See also: The
free Microsoft Office Document Imaging 2003 (MODI)
Object Model and Viewer OCX Control. This
Object Model and Viewer OCX Control ships for free with
Microsoft Office 2003 and provides programmable image display and OCR
Optical character recognition (OCR) is the process of
using computer systems to
translate images of typewritten text into
machine-editable text (ASCII or Unicode). This
essentially converts texts in image form into its
digital equivalent. For example, OCR
enables you to scan a book or a magazine article; feed
the text in the scanned image
into an electronic file; and edit the file using a word
Most OCR systems use a combination of hardware
(specialized circuit boards) and
software to recognize characters. Some relatively
inexpensive systems do it entirely
OCR typically involves photo-scanning of the document
containing the text; analysis of
the scanned-in image; and translation of the character
image into digital characters. In
the translation process, the scanned-in image or bitmap
is analyzed for light and dark
areas to differentiate between images and text in order
to identify each alphabetic letter
or numeric digit. When a character is recognized, it is
then converted into an ASCII code.
Early systems required "training"
(essentially, the provision of known samples of each
character) to read a specific font. This is performed by
matching these text images
against stored bitmaps based on specific fonts. The
"hit-or-miss" results of such pattern
recognition systems are commonly inaccurate.
Advances in technology has produced current
"intelligent" systems that use neural
networks and artificial intelligence to recognize most
fonts to a high degree of accuracy.
These advanced systems allow for background
irregularities of printed ink on paper,
analyze the stroke edge, and the line of discontinuity
between the text characters. The
system then averages the variables and matches the
results to known characters to
make a best guess as to what the character is. Multiple
algorithms can be applied and
then averaging is performed on the multiple results to
obtain a single reading.
OCR is commonly accurate when the text is sharply printed. However, when the
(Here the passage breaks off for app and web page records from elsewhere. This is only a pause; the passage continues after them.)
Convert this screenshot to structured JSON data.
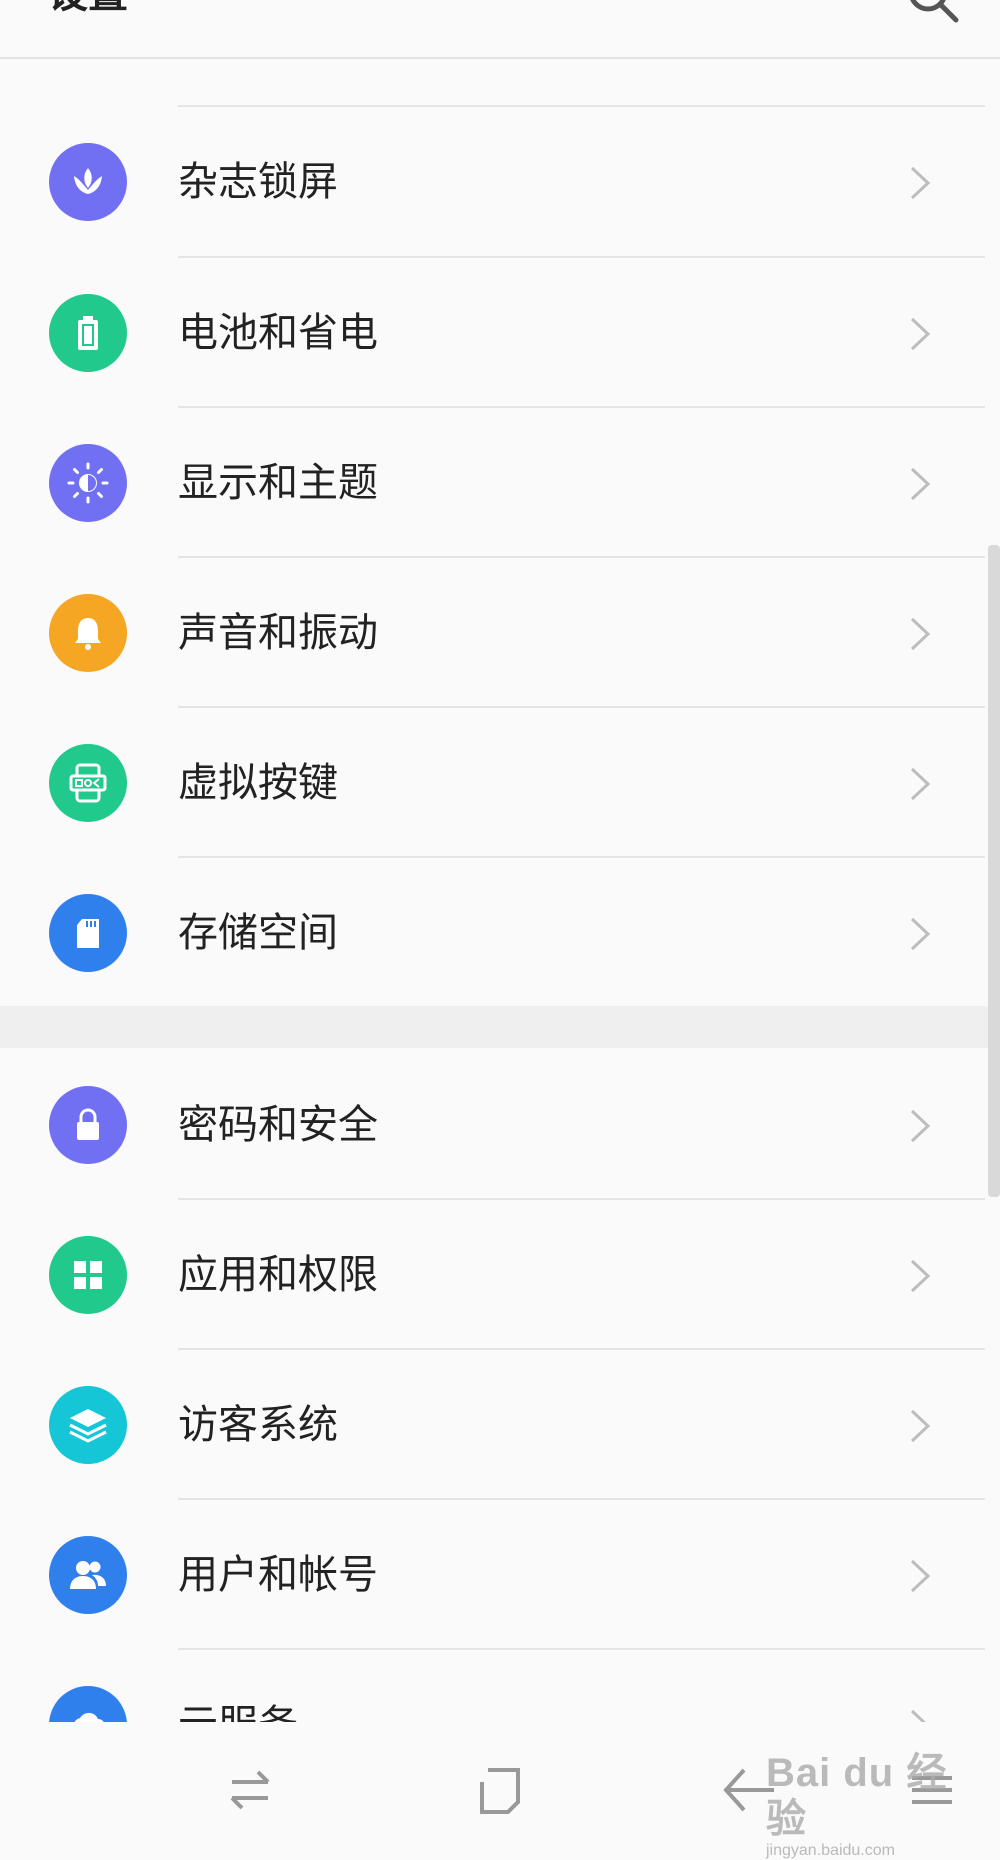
{
  "header": {
    "title": "设置"
  },
  "items": [
    {
      "label": "杂志锁屏",
      "icon": "lotus-icon",
      "color": "#7170f2"
    },
    {
      "label": "电池和省电",
      "icon": "battery-icon",
      "color": "#21c98c"
    },
    {
      "label": "显示和主题",
      "icon": "brightness-icon",
      "color": "#7170f2"
    },
    {
      "label": "声音和振动",
      "icon": "bell-icon",
      "color": "#f5a623"
    },
    {
      "label": "虚拟按键",
      "icon": "virtual-keys-icon",
      "color": "#21c98c"
    },
    {
      "label": "存储空间",
      "icon": "sd-card-icon",
      "color": "#2f80ed"
    },
    {
      "label": "密码和安全",
      "icon": "lock-icon",
      "color": "#7170f2"
    },
    {
      "label": "应用和权限",
      "icon": "apps-grid-icon",
      "color": "#21c98c"
    },
    {
      "label": "访客系统",
      "icon": "layers-icon",
      "color": "#15c7d6"
    },
    {
      "label": "用户和帐号",
      "icon": "users-icon",
      "color": "#2f80ed"
    },
    {
      "label": "云服务",
      "icon": "cloud-icon",
      "color": "#2f80ed"
    }
  ],
  "navbar": {
    "buttons": [
      "switch-apps-icon",
      "home-icon",
      "back-icon",
      "menu-icon"
    ]
  },
  "watermark": {
    "main": "Bai du 经验",
    "sub": "jingyan.baidu.com"
  }
}
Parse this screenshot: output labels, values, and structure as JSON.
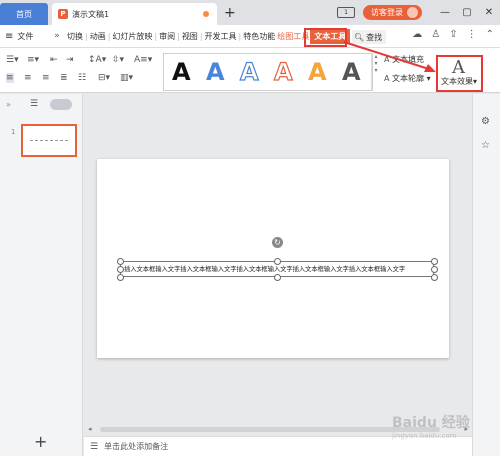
{
  "titlebar": {
    "home_tab": "首页",
    "doc_tab": "演示文稿1",
    "new_tab": "+",
    "window_badge": "1",
    "login": "访客登录"
  },
  "menubar": {
    "file": "文件",
    "tabs": [
      {
        "label": "切换",
        "state": "normal"
      },
      {
        "label": "|",
        "state": "sep"
      },
      {
        "label": "动画",
        "state": "normal"
      },
      {
        "label": "|",
        "state": "sep"
      },
      {
        "label": "幻灯片放映",
        "state": "normal"
      },
      {
        "label": "|",
        "state": "sep"
      },
      {
        "label": "审阅",
        "state": "normal"
      },
      {
        "label": "|",
        "state": "sep"
      },
      {
        "label": "视图",
        "state": "normal"
      },
      {
        "label": "|",
        "state": "sep"
      },
      {
        "label": "开发工具",
        "state": "normal"
      },
      {
        "label": "|",
        "state": "sep"
      },
      {
        "label": "特色功能",
        "state": "normal"
      },
      {
        "label": "绘图工具",
        "state": "orange"
      },
      {
        "label": "文本工具",
        "state": "active"
      }
    ],
    "search": "查找"
  },
  "ribbon": {
    "text_fill": "文本填充",
    "text_outline": "文本轮廓",
    "text_effect": "文本效果",
    "style_letter": "A",
    "styles": [
      {
        "color": "#111111",
        "type": "solid"
      },
      {
        "color": "#4a86d8",
        "type": "solid"
      },
      {
        "color": "#4a86d8",
        "type": "outline"
      },
      {
        "color": "#e8613a",
        "type": "outline"
      },
      {
        "color": "#f2a53a",
        "type": "solid"
      },
      {
        "color": "#555555",
        "type": "solid"
      }
    ]
  },
  "slides": {
    "number": "1",
    "add": "+"
  },
  "slide": {
    "textbox_text": "插入文本框输入文字插入文本框输入文字插入文本框输入文字插入文本框输入文字插入文本框输入文字"
  },
  "notes": {
    "placeholder": "单击此处添加备注"
  },
  "watermark": {
    "main": "Baidu 经验",
    "sub": "jingyan.baidu.com"
  }
}
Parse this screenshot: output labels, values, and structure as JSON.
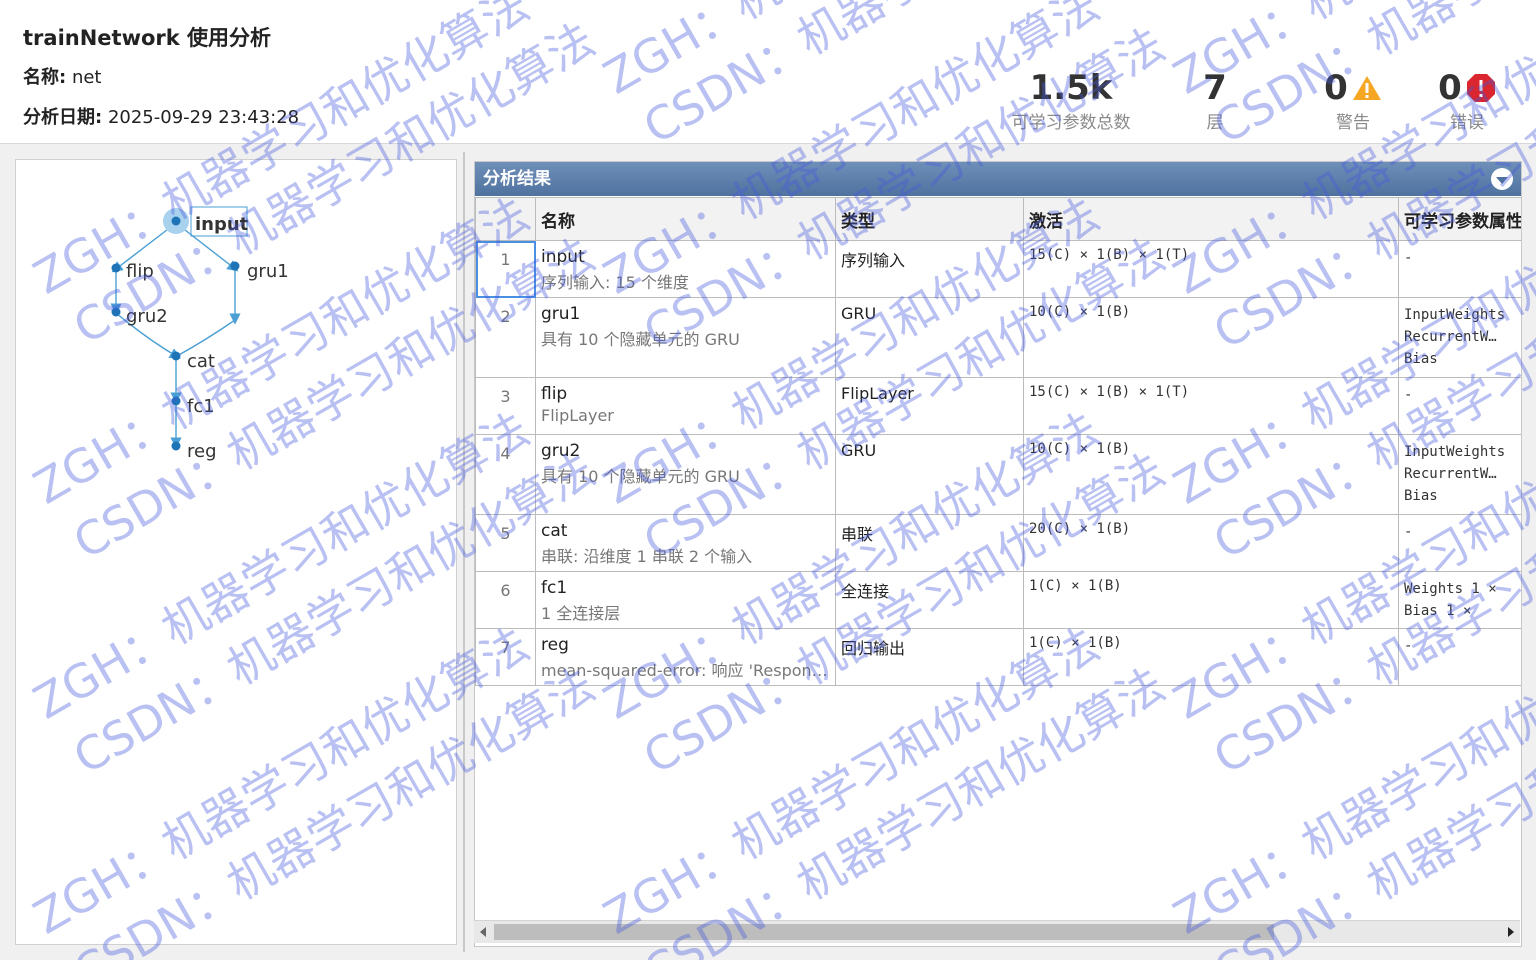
{
  "header": {
    "title": "trainNetwork 使用分析",
    "name_label": "名称:",
    "name_value": "net",
    "date_label": "分析日期:",
    "date_value": "2025-09-29 23:43:28"
  },
  "stats": {
    "learnables": {
      "value": "1.5k",
      "label": "可学习参数总数"
    },
    "layers": {
      "value": "7",
      "label": "层"
    },
    "warnings": {
      "value": "0",
      "label": "警告"
    },
    "errors": {
      "value": "0",
      "label": "错误"
    }
  },
  "graph": {
    "nodes": [
      "input",
      "flip",
      "gru1",
      "gru2",
      "cat",
      "fc1",
      "reg"
    ],
    "selected": "input"
  },
  "results": {
    "title": "分析结果",
    "columns": [
      "",
      "名称",
      "类型",
      "激活",
      "可学习参数属性"
    ],
    "rows": [
      {
        "index": "1",
        "name": "input",
        "desc": "序列输入: 15 个维度",
        "type": "序列输入",
        "activation": "15(C) × 1(B) × 1(T)",
        "learnables": [
          "-"
        ]
      },
      {
        "index": "2",
        "name": "gru1",
        "desc": "具有 10 个隐藏单元的 GRU",
        "type": "GRU",
        "activation": "10(C) × 1(B)",
        "learnables": [
          "InputWeights",
          "RecurrentW…",
          "Bias"
        ]
      },
      {
        "index": "3",
        "name": "flip",
        "desc": "FlipLayer",
        "type": "FlipLayer",
        "activation": "15(C) × 1(B) × 1(T)",
        "learnables": [
          "-"
        ]
      },
      {
        "index": "4",
        "name": "gru2",
        "desc": "具有 10 个隐藏单元的 GRU",
        "type": "GRU",
        "activation": "10(C) × 1(B)",
        "learnables": [
          "InputWeights",
          "RecurrentW…",
          "Bias"
        ]
      },
      {
        "index": "5",
        "name": "cat",
        "desc": "串联: 沿维度 1 串联 2 个输入",
        "type": "串联",
        "activation": "20(C) × 1(B)",
        "learnables": [
          "-"
        ]
      },
      {
        "index": "6",
        "name": "fc1",
        "desc": "1 全连接层",
        "type": "全连接",
        "activation": "1(C) × 1(B)",
        "learnables": [
          "Weights 1 ×",
          "Bias    1 ×"
        ]
      },
      {
        "index": "7",
        "name": "reg",
        "desc": "mean-squared-error: 响应 'Respon…",
        "type": "回归输出",
        "activation": "1(C) × 1(B)",
        "learnables": [
          "-"
        ]
      }
    ]
  },
  "watermark": {
    "line1": "ZGH：机器学习和优化算法",
    "line2": "CSDN：机器学习和优化算法"
  },
  "colors": {
    "accent": "#4f729f",
    "warning": "#f5a623",
    "error": "#d9262f",
    "graph": "#4a9fd4"
  }
}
characters are broken or not properly printed, OCR typically fails to recognize the text.
Pages with complex formatting, smudges, and unusual fonts may require more
processing power and time. For example, a low-contrast, creased page from a
newspaper will take considerably more time to process than will a clean, crisp,
high-contrast printout on laser-quality paper.
Most software uses white space to try to recognize the text in appropriate order.
Complex formatting (e.g. typical multi-column newspaper layout) such as cross-column
headings, tables, indented text, footnotes, headers, text wrapped around
margin notes confuses the order of the text in the OCR process and requires manual
delineation prior to OCR. This delineation process is typically referred to as zoning.
Misapplication of lexicons or mixing character sets (e.g., when more than one language
dictionary is loaded) present additional linguistic complexities
to the OCR system.
The character sets of certain languages might not be supported.
Images interspersed throughout the text will usually be ignored by the OCR software;
they will be dropped from simple output formats such as ASCII
Other common problems include the fact the the image texts could include spelling
mistakes and the text images that are used are of low quality
(e.g. the images are
capture at low resolutions or the original physical documents are